July 24, 2008
Economic turmoil puts pressure on Jewish community
(Page 4 - Previous Page)The notion that a butterfly in Singapore could cause a tornado in Kansas seems an accurate parallel for the relationship between the health of industry and charity. When fortunes cool, donors, from the largest corporations and private foundations to the humblest of wage earners, have less money to give away. Soon, so, too, do governments. Eventually, reductions in prosperity trickle down to nonprofits.
"At our dinner last year, there were a number of financial service companies that had historically been big supporters, and when they are firing CEOs and laying off workers, one of the first things that gets cut is charitable donations," Mitch Kamin, president and CEO of Bet Tzedek Legal Services, said shortly after the organization's new fiscal year begins Sept. 1, on the eve of its big annual fundraiser, last Saturday's Justice Ball.
"Our overall fundraising numbers were not down, but I'm concerned about this coming year as companies and major donors and foundations are all looking at the impact of the economy on their giving," Kamin said. "It's not that people are walking away, but funders are cautious about what they support right now and how much they support."
At Project Chicken Soup, which delivers kosher meals two Sundays a month to 105 people in the county living with HIV/AIDS, slightly fewer volunteers have been participating lately. This partly is a symptom of summer, President Paul Chitlik said, but also could be tied to the cost for volunteers of commuting in and delivering the meals. What is clear is that donations, which usually increase this time of year, are flat. Food prices, on the other hand, are "spiraling."
"We have to do more fundraising to cover that," Chitlik said of the charity, which has a budget of about $100,000 and one 30-hour-a-week employee.
December represents the zero hour, the time for assessing just how close nonprofits came to their fundraising targets. This often is the case, but during a downturn in the economy it is especially so. A significant amount of supporters who commit in the first three quarters don't write their charitable checks until after Thanksgiving; many smaller-fund donors don't give at all until reviewing their year-end finances as New Year's Day approaches.
The Federation through mid-July, for example, was outstripping last year's fundraising, receiving donations and pledges of $35.1 million from donors who last year gave $30.3 million to a $49.8 million campaign. But Chairman Stanley Gold said in January he wants to increase fundraising this year by at least 10 percent, and the $14.7 million needed to equal last year's campaign isn't a gimme.
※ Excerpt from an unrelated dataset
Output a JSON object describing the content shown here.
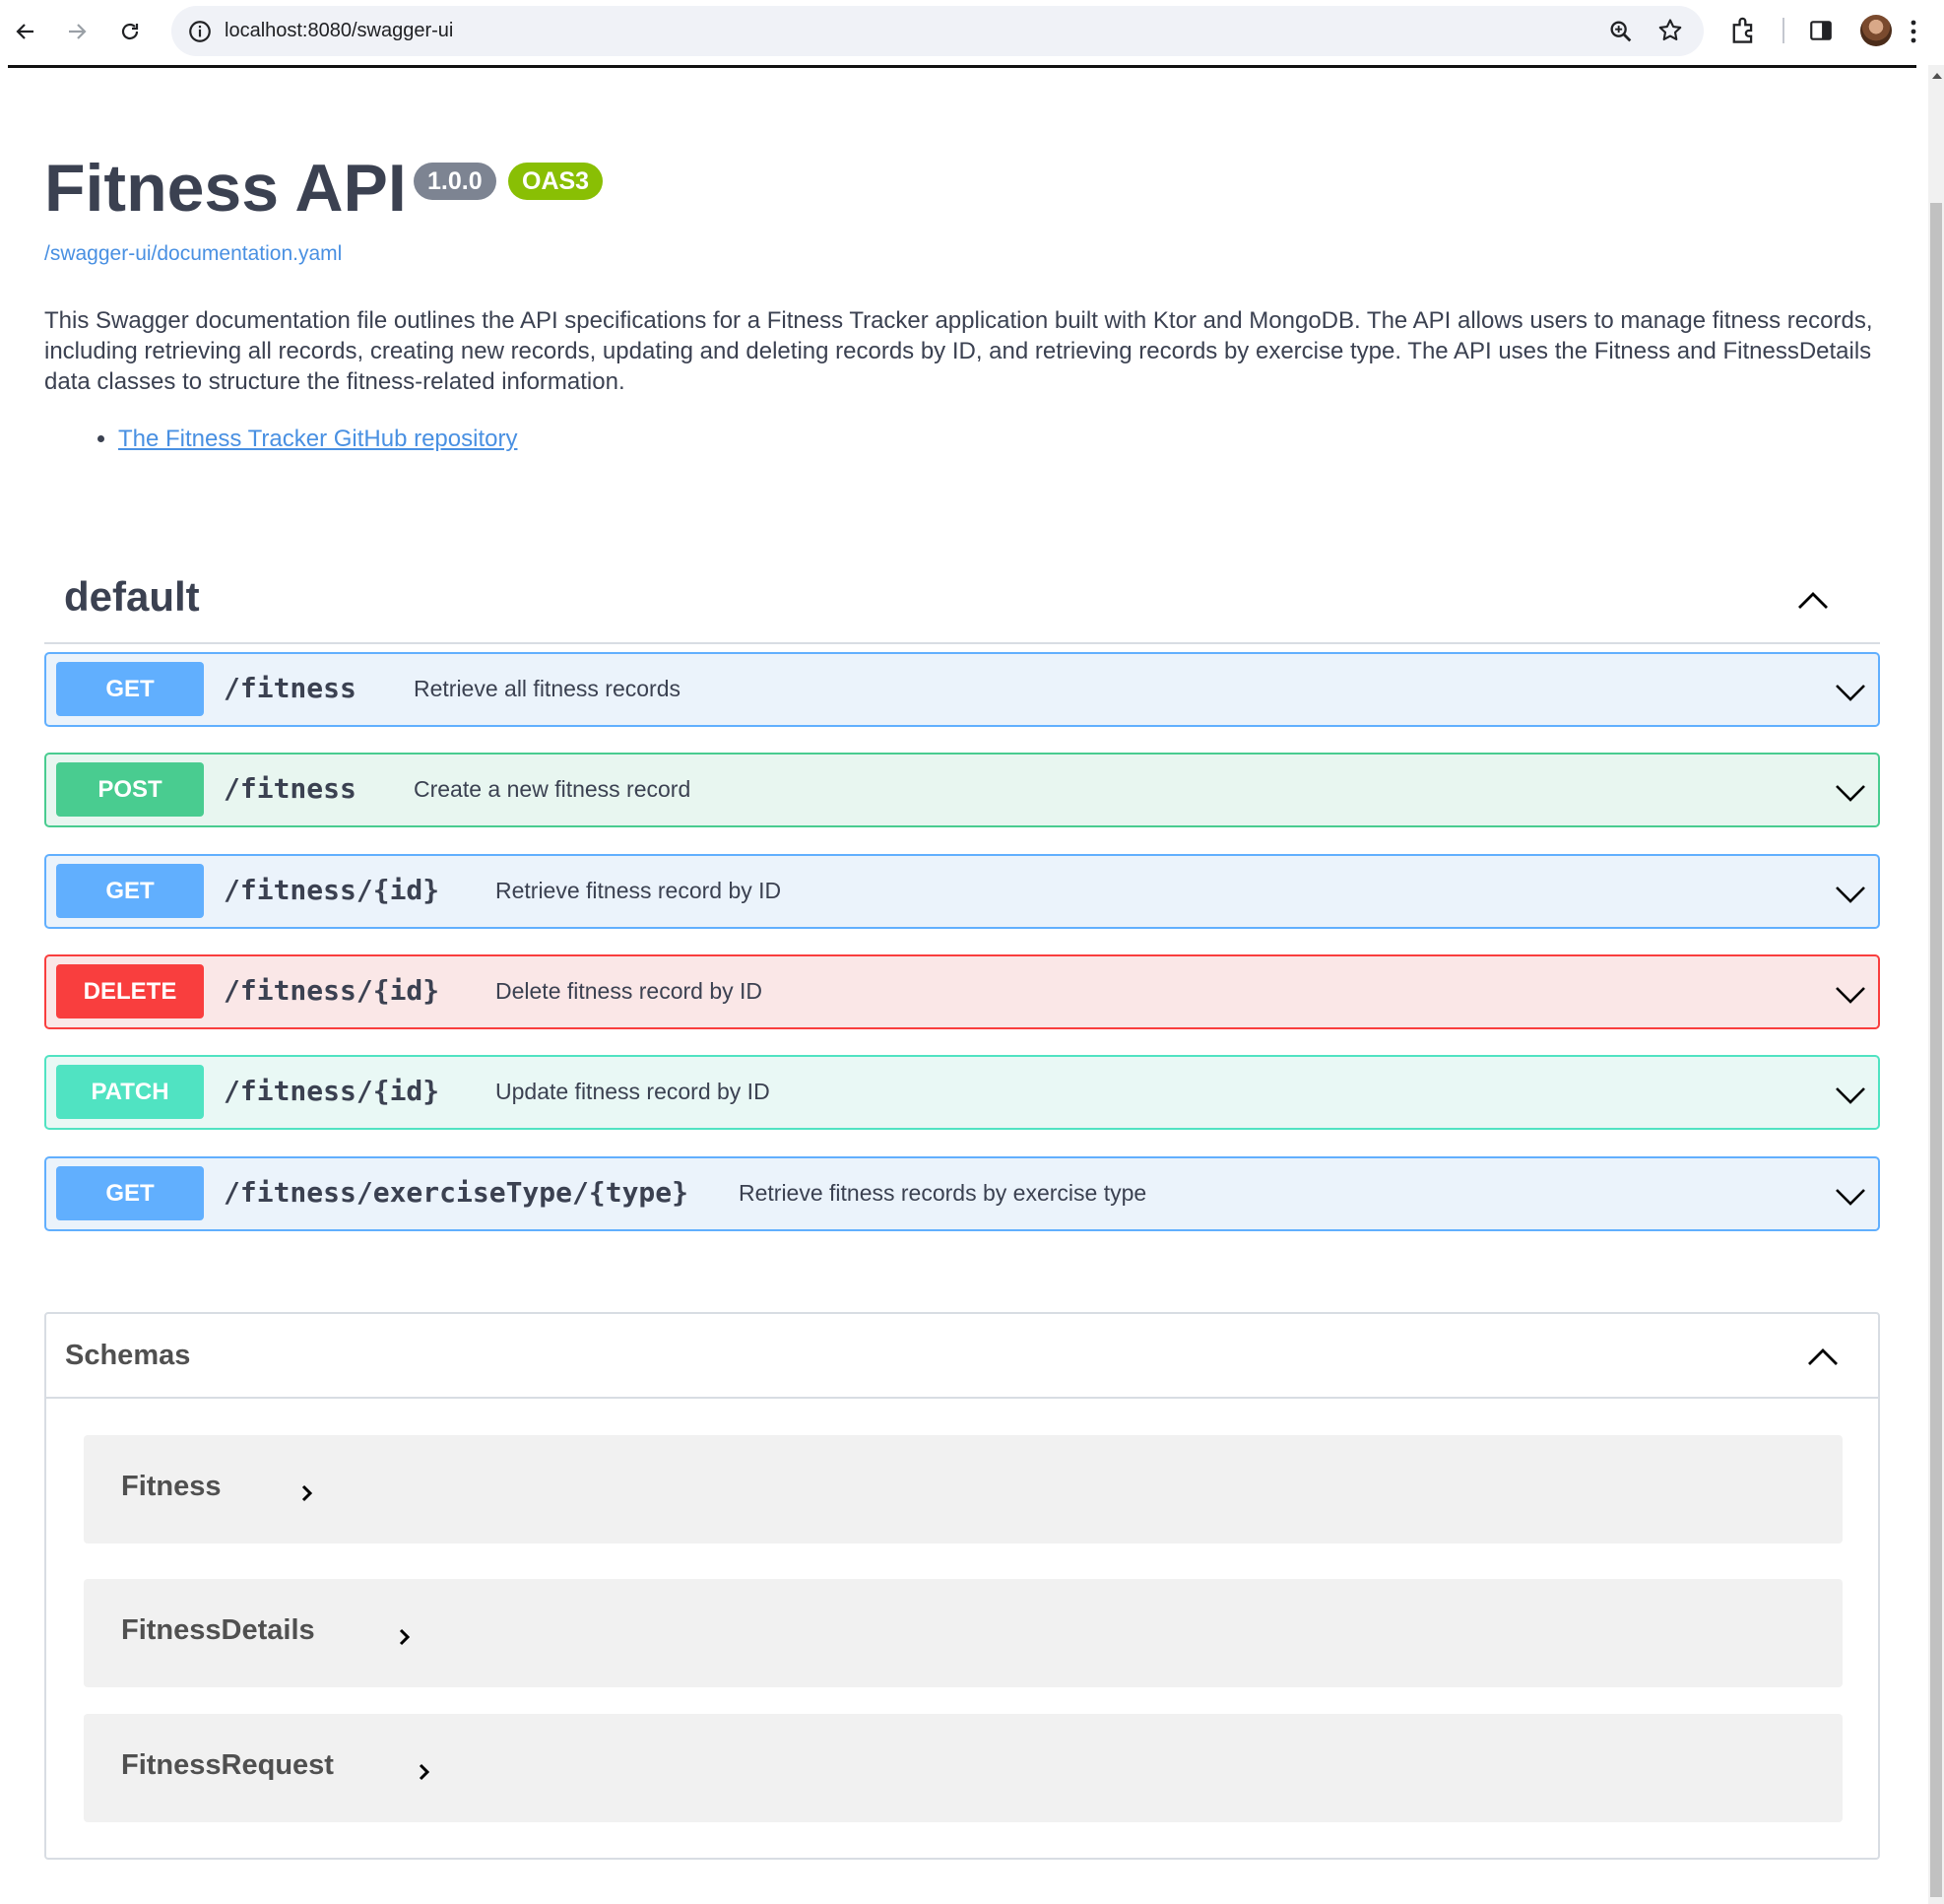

"We are going to be hopeful and just continue to push until Dec. 31, and then do the calculations on what we have," Fishel said.
Many organizations are now evaluating the easier decisions: prioritizing programming, paring travel expenses through reductions in staffing and frequency, looking for ways to work with other agencies. But there is no simple solution to the overall problem, and nobody knows how long the economic turmoil will last.
"Anybody who tells you they know the answer to that question is someone you should turn tail and run away from, because nobody knows," Tobin said. "This is one of those cases where you plan for the worst, and hope for the best."
- SOVA Community Food & Resource Program: (818) 988-7682
- Jewish Family Service: (323) 761-8800
- North Hollywood Interfaith Food Pantry: (818) 760-3575
- Jewish Federation of Greater Los Angeles, (866) YOUR-FED
- Jewish Community Foundation: (323) 761-8700
- Jewish Vocational Service: (323) 761-8855
- Bet Tzedek Legal Services: (323) 939-0506
- Project Chicken Soup: (323) 933-5402
- American Jewish Joint Distribution Committee: (212) 687-6200
- United Jewish Communities: (212) 284-6500